START DATA SUPPLIED
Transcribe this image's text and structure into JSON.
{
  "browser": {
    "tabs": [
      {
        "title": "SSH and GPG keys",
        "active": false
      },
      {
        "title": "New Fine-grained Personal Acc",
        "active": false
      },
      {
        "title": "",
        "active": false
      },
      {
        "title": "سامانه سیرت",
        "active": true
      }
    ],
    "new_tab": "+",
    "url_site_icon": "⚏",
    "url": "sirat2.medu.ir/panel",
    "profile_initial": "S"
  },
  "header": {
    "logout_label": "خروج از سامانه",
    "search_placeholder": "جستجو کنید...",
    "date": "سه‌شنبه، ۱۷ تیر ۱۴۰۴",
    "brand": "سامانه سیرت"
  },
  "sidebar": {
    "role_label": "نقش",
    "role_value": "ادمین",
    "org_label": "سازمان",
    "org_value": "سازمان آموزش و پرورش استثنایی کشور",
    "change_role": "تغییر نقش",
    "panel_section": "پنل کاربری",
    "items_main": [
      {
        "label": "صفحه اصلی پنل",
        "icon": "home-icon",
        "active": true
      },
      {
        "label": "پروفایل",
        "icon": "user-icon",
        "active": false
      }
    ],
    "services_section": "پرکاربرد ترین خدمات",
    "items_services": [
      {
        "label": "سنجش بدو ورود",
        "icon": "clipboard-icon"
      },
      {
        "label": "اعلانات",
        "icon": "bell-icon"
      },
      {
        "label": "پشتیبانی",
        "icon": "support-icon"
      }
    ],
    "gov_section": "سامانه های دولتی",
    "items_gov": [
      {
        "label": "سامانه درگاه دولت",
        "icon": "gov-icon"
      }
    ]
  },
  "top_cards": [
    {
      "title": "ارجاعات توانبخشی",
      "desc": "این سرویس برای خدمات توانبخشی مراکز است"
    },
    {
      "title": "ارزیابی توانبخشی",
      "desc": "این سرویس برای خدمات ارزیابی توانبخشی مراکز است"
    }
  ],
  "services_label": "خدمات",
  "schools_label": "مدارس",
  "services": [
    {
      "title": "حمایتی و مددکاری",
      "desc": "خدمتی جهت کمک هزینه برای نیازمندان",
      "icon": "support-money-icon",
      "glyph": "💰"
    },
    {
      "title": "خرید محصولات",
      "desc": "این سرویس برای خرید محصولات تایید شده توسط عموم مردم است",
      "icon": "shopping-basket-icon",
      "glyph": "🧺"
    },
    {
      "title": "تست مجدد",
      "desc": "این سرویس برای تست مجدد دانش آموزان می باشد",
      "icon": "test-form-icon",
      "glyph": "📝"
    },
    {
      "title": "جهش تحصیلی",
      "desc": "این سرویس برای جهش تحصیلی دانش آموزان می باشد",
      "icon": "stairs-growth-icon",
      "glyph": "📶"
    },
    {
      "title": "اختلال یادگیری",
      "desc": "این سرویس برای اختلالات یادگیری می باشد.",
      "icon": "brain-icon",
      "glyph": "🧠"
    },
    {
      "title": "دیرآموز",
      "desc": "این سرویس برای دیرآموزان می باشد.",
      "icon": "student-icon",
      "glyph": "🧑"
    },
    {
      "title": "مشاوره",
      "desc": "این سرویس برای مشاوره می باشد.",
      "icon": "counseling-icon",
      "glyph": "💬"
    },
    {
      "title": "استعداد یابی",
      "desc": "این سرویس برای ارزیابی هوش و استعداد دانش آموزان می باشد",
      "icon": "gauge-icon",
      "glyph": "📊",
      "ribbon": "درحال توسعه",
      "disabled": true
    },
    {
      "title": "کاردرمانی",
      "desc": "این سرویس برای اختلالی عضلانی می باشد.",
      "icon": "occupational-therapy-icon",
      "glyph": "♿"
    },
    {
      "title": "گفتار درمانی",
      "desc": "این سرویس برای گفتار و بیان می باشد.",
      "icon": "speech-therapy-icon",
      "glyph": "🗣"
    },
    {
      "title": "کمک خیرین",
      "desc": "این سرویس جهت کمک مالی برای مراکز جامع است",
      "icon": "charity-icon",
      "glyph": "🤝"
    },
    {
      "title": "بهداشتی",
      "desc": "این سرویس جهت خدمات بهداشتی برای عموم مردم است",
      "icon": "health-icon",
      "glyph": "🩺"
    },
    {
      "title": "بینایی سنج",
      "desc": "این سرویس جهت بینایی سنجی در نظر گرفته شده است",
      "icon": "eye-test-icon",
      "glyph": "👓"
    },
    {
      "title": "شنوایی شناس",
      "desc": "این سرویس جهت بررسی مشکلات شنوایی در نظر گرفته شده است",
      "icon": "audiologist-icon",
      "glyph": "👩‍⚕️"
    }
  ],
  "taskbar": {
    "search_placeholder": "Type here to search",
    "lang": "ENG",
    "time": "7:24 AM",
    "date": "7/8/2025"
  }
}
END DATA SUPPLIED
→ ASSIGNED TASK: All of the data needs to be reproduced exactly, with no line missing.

→ TASK ANSWER:
Transcribe this image's text and structure into JSON.
{
  "browser": {
    "tabs": [
      {
        "title": "SSH and GPG keys",
        "active": false
      },
      {
        "title": "New Fine-grained Personal Acc",
        "active": false
      },
      {
        "title": "",
        "active": false
      },
      {
        "title": "سامانه سیرت",
        "active": true
      }
    ],
    "new_tab": "+",
    "url_site_icon": "⚏",
    "url": "sirat2.medu.ir/panel",
    "profile_initial": "S"
  },
  "header": {
    "logout_label": "خروج از سامانه",
    "search_placeholder": "جستجو کنید...",
    "date": "سه‌شنبه، ۱۷ تیر ۱۴۰۴",
    "brand": "سامانه سیرت"
  },
  "sidebar": {
    "role_label": "نقش",
    "role_value": "ادمین",
    "org_label": "سازمان",
    "org_value": "سازمان آموزش و پرورش استثنایی کشور",
    "change_role": "تغییر نقش",
    "panel_section": "پنل کاربری",
    "items_main": [
      {
        "label": "صفحه اصلی پنل",
        "icon": "home-icon",
        "active": true
      },
      {
        "label": "پروفایل",
        "icon": "user-icon",
        "active": false
      }
    ],
    "services_section": "پرکاربرد ترین خدمات",
    "items_services": [
      {
        "label": "سنجش بدو ورود",
        "icon": "clipboard-icon"
      },
      {
        "label": "اعلانات",
        "icon": "bell-icon"
      },
      {
        "label": "پشتیبانی",
        "icon": "support-icon"
      }
    ],
    "gov_section": "سامانه های دولتی",
    "items_gov": [
      {
        "label": "سامانه درگاه دولت",
        "icon": "gov-icon"
      }
    ]
  },
  "top_cards": [
    {
      "title": "ارجاعات توانبخشی",
      "desc": "این سرویس برای خدمات توانبخشی مراکز است"
    },
    {
      "title": "ارزیابی توانبخشی",
      "desc": "این سرویس برای خدمات ارزیابی توانبخشی مراکز است"
    }
  ],
  "services_label": "خدمات",
  "schools_label": "مدارس",
  "services": [
    {
      "title": "حمایتی و مددکاری",
      "desc": "خدمتی جهت کمک هزینه برای نیازمندان",
      "icon": "support-money-icon",
      "glyph": "💰"
    },
    {
      "title": "خرید محصولات",
      "desc": "این سرویس برای خرید محصولات تایید شده توسط عموم مردم است",
      "icon": "shopping-basket-icon",
      "glyph": "🧺"
    },
    {
      "title": "تست مجدد",
      "desc": "این سرویس برای تست مجدد دانش آموزان می باشد",
      "icon": "test-form-icon",
      "glyph": "📝"
    },
    {
      "title": "جهش تحصیلی",
      "desc": "این سرویس برای جهش تحصیلی دانش آموزان می باشد",
      "icon": "stairs-growth-icon",
      "glyph": "📶"
    },
    {
      "title": "اختلال یادگیری",
      "desc": "این سرویس برای اختلالات یادگیری می باشد.",
      "icon": "brain-icon",
      "glyph": "🧠"
    },
    {
      "title": "دیرآموز",
      "desc": "این سرویس برای دیرآموزان می باشد.",
      "icon": "student-icon",
      "glyph": "🧑"
    },
    {
      "title": "مشاوره",
      "desc": "این سرویس برای مشاوره می باشد.",
      "icon": "counseling-icon",
      "glyph": "💬"
    },
    {
      "title": "استعداد یابی",
      "desc": "این سرویس برای ارزیابی هوش و استعداد دانش آموزان می باشد",
      "icon": "gauge-icon",
      "glyph": "📊",
      "ribbon": "درحال توسعه",
      "disabled": true
    },
    {
      "title": "کاردرمانی",
      "desc": "این سرویس برای اختلالی عضلانی می باشد.",
      "icon": "occupational-therapy-icon",
      "glyph": "♿"
    },
    {
      "title": "گفتار درمانی",
      "desc": "این سرویس برای گفتار و بیان می باشد.",
      "icon": "speech-therapy-icon",
      "glyph": "🗣"
    },
    {
      "title": "کمک خیرین",
      "desc": "این سرویس جهت کمک مالی برای مراکز جامع است",
      "icon": "charity-icon",
      "glyph": "🤝"
    },
    {
      "title": "بهداشتی",
      "desc": "این سرویس جهت خدمات بهداشتی برای عموم مردم است",
      "icon": "health-icon",
      "glyph": "🩺"
    },
    {
      "title": "بینایی سنج",
      "desc": "این سرویس جهت بینایی سنجی در نظر گرفته شده است",
      "icon": "eye-test-icon",
      "glyph": "👓"
    },
    {
      "title": "شنوایی شناس",
      "desc": "این سرویس جهت بررسی مشکلات شنوایی در نظر گرفته شده است",
      "icon": "audiologist-icon",
      "glyph": "👩‍⚕️"
    }
  ],
  "taskbar": {
    "search_placeholder": "Type here to search",
    "lang": "ENG",
    "time": "7:24 AM",
    "date": "7/8/2025"
  }
}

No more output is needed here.